In November a property sold for 10.9% in an inferior industrial area. This was considerably over-rented although the tenancy was reviewed around CPI.
The reality is that the market is now correctly assessing risk. With higher risk comes a higher capitalisation rate. This now covers a band of 3% to 4%.
We note the Official Cash Rate has recently been lowered to 2.5%. This should have the effect of moving more purchasers into property investment and income producing assets. The share market has already responded. On that basis, we can still see strong demand for properties leased to established national companies on a long-term.
The market however for development properties with no cash flow has remained very weak. Funding for such properties is now very much an issue with the demise of the finance companies. Banks will generally not lend for the capitalisation of interest and any developer requiring funding needs to have an income stream to meet interest repayments. The major banks appear to be only lending 40% to 50% on such development projects.
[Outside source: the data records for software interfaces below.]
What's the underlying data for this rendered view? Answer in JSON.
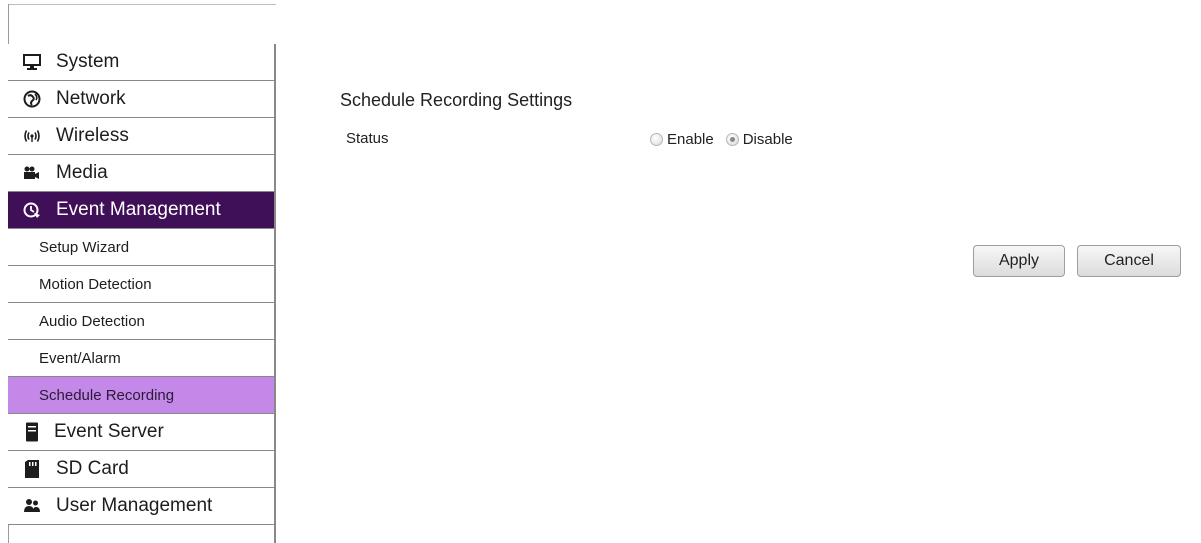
{
  "sidebar": {
    "items": [
      {
        "label": "System",
        "icon": "monitor-icon"
      },
      {
        "label": "Network",
        "icon": "globe-icon"
      },
      {
        "label": "Wireless",
        "icon": "wireless-icon"
      },
      {
        "label": "Media",
        "icon": "camera-icon"
      },
      {
        "label": "Event Management",
        "icon": "event-management-icon"
      },
      {
        "label": "Event Server",
        "icon": "server-icon"
      },
      {
        "label": "SD Card",
        "icon": "sd-card-icon"
      },
      {
        "label": "User Management",
        "icon": "users-icon"
      }
    ],
    "subitems": [
      {
        "label": "Setup Wizard"
      },
      {
        "label": "Motion Detection"
      },
      {
        "label": "Audio Detection"
      },
      {
        "label": "Event/Alarm"
      },
      {
        "label": "Schedule Recording"
      }
    ],
    "active_parent": "Event Management",
    "active_subitem": "Schedule Recording"
  },
  "main": {
    "title": "Schedule Recording Settings",
    "status_label": "Status",
    "options": [
      {
        "label": "Enable",
        "checked": false
      },
      {
        "label": "Disable",
        "checked": true
      }
    ],
    "apply_label": "Apply",
    "cancel_label": "Cancel"
  },
  "colors": {
    "active_parent_bg": "#3f0f57",
    "active_subitem_bg": "#c488e8"
  }
}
There are some developers with uncompleted projects who have been left with high interest rates and minimal ability to refinance.
Further, prices in the upper price bracket have tended to sell at higher returns. An example of this is the Downer property. This was a new premises sold on a lease-back situation at 7.42%. The total sale is in the order of 8.95% and there was a long-term lease. In Aerodrome Road, a further property owned by a national tenant was sold for $8,400,000, or an 8.33% return. This was a large industrial site and while rentals appeared to be on the high side, it was compensated by CPI reviews.
Mount Maunganui properties have continued to sell at lower capitalisation rates than those in Tauranga. This is reflected in the previously mentioned Newton Street sale which sold at 5.9%.
Owner/occupiers tend to purchase at returns at the cheaper end of the spectrum with a range of 6.5% to 8% yield. Properties in this range tend to be under the $1,000,000 price bracket.
It is our opinion that capitalisation rates and yields in Tauranga tend to be lower than other major centres in New Zealand. This is a result of the continual high demand to buy commercial property within the city with a large number of investors living in Tauranga. Outside investors perceive the city to be a growth centre.
In summary, the tenant and length of lease are of prime concern in this market. We believe purchasers are reflecting the fact that it is more difficult to obtain tenant in what is a poor market. When rents are slightly above market, if there is a strong long-term lease there will still be reasonable demand.